═══ Dataset
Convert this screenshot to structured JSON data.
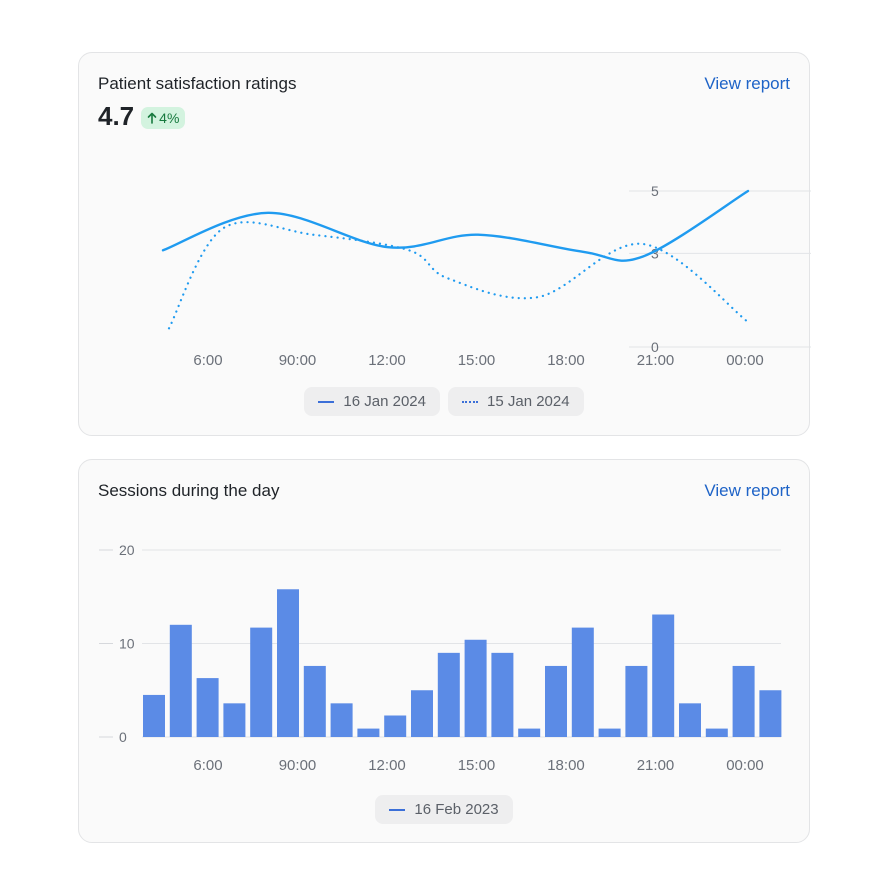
{
  "cards": [
    {
      "title": "Patient satisfaction ratings",
      "link": "View report",
      "kpi": {
        "value": "4.7",
        "change": "4%",
        "direction": "up"
      }
    },
    {
      "title": "Sessions during the day",
      "link": "View report"
    }
  ],
  "chart_data": [
    {
      "type": "line",
      "x_ticks": [
        "6:00",
        "90:00",
        "12:00",
        "15:00",
        "18:00",
        "21:00",
        "00:00"
      ],
      "y_ticks": [
        0,
        3,
        5
      ],
      "ylim": [
        0,
        5
      ],
      "grid": true,
      "legend_position": "bottom",
      "series": [
        {
          "name": "16 Jan 2024",
          "style": "solid",
          "color": "#1f9bf0",
          "x": [
            4.5,
            8,
            12,
            15,
            18.5,
            20.5,
            24
          ],
          "y": [
            3.1,
            4.3,
            3.2,
            3.6,
            3.05,
            2.9,
            5.0
          ]
        },
        {
          "name": "15 Jan 2024",
          "style": "dotted",
          "color": "#1f9bf0",
          "x": [
            4.7,
            6.5,
            9.5,
            12.7,
            14,
            17,
            20.5,
            24
          ],
          "y": [
            0.6,
            3.8,
            3.6,
            3.1,
            2.2,
            1.6,
            3.3,
            0.8
          ]
        }
      ]
    },
    {
      "type": "bar",
      "x_ticks": [
        "6:00",
        "90:00",
        "12:00",
        "15:00",
        "18:00",
        "21:00",
        "00:00"
      ],
      "y_ticks": [
        0,
        10,
        20
      ],
      "ylim": [
        0,
        20
      ],
      "grid": true,
      "legend_position": "bottom",
      "series": [
        {
          "name": "16 Feb 2023",
          "color": "#5b8be6",
          "values": [
            4.5,
            12,
            6.3,
            3.6,
            11.7,
            15.8,
            7.6,
            3.6,
            0.9,
            2.3,
            5,
            9,
            10.4,
            9,
            0.9,
            7.6,
            11.7,
            0.9,
            7.6,
            13.1,
            3.6,
            0.9,
            7.6,
            5
          ]
        }
      ]
    }
  ]
}
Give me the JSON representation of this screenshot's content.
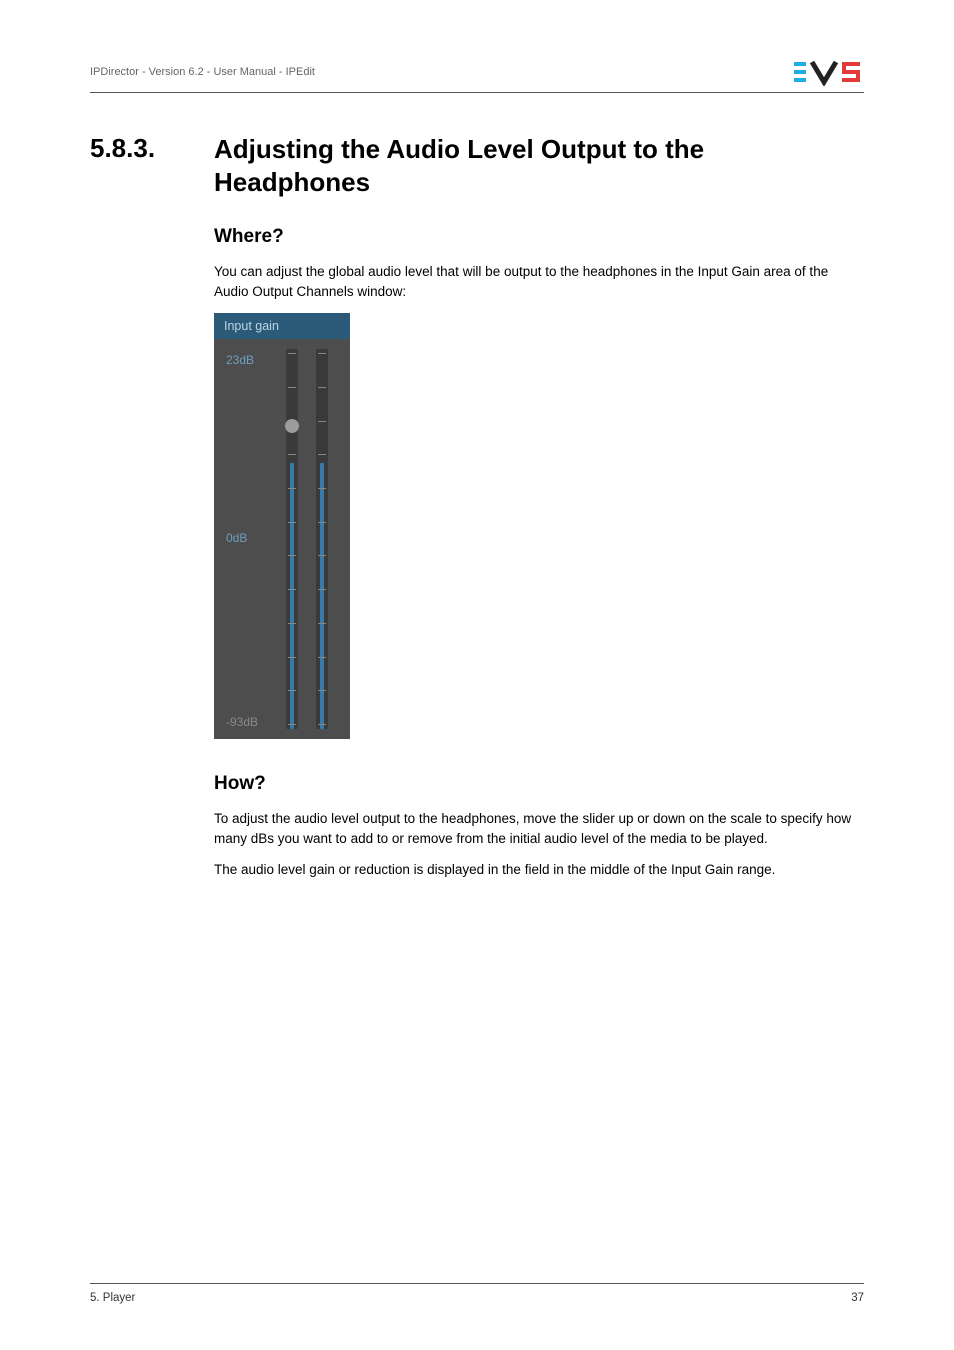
{
  "header": {
    "breadcrumb": "IPDirector - Version 6.2 - User Manual - IPEdit"
  },
  "section": {
    "number": "5.8.3.",
    "title": "Adjusting the Audio Level Output to the Headphones"
  },
  "where": {
    "heading": "Where?",
    "text": "You can adjust the global audio level that will be output to the headphones in the Input Gain area of the Audio Output Channels window:"
  },
  "input_gain": {
    "header": "Input gain",
    "label_top": "23dB",
    "label_mid": "0dB",
    "label_bottom": "-93dB"
  },
  "how": {
    "heading": "How?",
    "p1": "To adjust the audio level output to the headphones, move the slider up or down on the scale to specify how many dBs you want to add to or remove from the initial audio level of the media to be played.",
    "p2": "The audio level gain or reduction is displayed in the field in the middle of the Input Gain range."
  },
  "footer": {
    "left": "5. Player",
    "right": "37"
  }
}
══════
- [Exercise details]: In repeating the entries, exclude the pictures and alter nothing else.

- [Output of the exercise]:
Convert this screenshot to structured JSON data.
{
  "cards": [
    {
      "title": "Patient satisfaction ratings",
      "link": "View report",
      "kpi": {
        "value": "4.7",
        "change": "4%",
        "direction": "up"
      }
    },
    {
      "title": "Sessions during the day",
      "link": "View report"
    }
  ],
  "chart_data": [
    {
      "type": "line",
      "x_ticks": [
        "6:00",
        "90:00",
        "12:00",
        "15:00",
        "18:00",
        "21:00",
        "00:00"
      ],
      "y_ticks": [
        0,
        3,
        5
      ],
      "ylim": [
        0,
        5
      ],
      "grid": true,
      "legend_position": "bottom",
      "series": [
        {
          "name": "16 Jan 2024",
          "style": "solid",
          "color": "#1f9bf0",
          "x": [
            4.5,
            8,
            12,
            15,
            18.5,
            20.5,
            24
          ],
          "y": [
            3.1,
            4.3,
            3.2,
            3.6,
            3.05,
            2.9,
            5.0
          ]
        },
        {
          "name": "15 Jan 2024",
          "style": "dotted",
          "color": "#1f9bf0",
          "x": [
            4.7,
            6.5,
            9.5,
            12.7,
            14,
            17,
            20.5,
            24
          ],
          "y": [
            0.6,
            3.8,
            3.6,
            3.1,
            2.2,
            1.6,
            3.3,
            0.8
          ]
        }
      ]
    },
    {
      "type": "bar",
      "x_ticks": [
        "6:00",
        "90:00",
        "12:00",
        "15:00",
        "18:00",
        "21:00",
        "00:00"
      ],
      "y_ticks": [
        0,
        10,
        20
      ],
      "ylim": [
        0,
        20
      ],
      "grid": true,
      "legend_position": "bottom",
      "series": [
        {
          "name": "16 Feb 2023",
          "color": "#5b8be6",
          "values": [
            4.5,
            12,
            6.3,
            3.6,
            11.7,
            15.8,
            7.6,
            3.6,
            0.9,
            2.3,
            5,
            9,
            10.4,
            9,
            0.9,
            7.6,
            11.7,
            0.9,
            7.6,
            13.1,
            3.6,
            0.9,
            7.6,
            5
          ]
        }
      ]
    }
  ]
}
Give me the JSON representation of this screenshot's content.
{
  "header": {
    "breadcrumb": "IPDirector - Version 6.2 - User Manual - IPEdit"
  },
  "section": {
    "number": "5.8.3.",
    "title": "Adjusting the Audio Level Output to the Headphones"
  },
  "where": {
    "heading": "Where?",
    "text": "You can adjust the global audio level that will be output to the headphones in the Input Gain area of the Audio Output Channels window:"
  },
  "input_gain": {
    "header": "Input gain",
    "label_top": "23dB",
    "label_mid": "0dB",
    "label_bottom": "-93dB"
  },
  "how": {
    "heading": "How?",
    "p1": "To adjust the audio level output to the headphones, move the slider up or down on the scale to specify how many dBs you want to add to or remove from the initial audio level of the media to be played.",
    "p2": "The audio level gain or reduction is displayed in the field in the middle of the Input Gain range."
  },
  "footer": {
    "left": "5. Player",
    "right": "37"
  }
}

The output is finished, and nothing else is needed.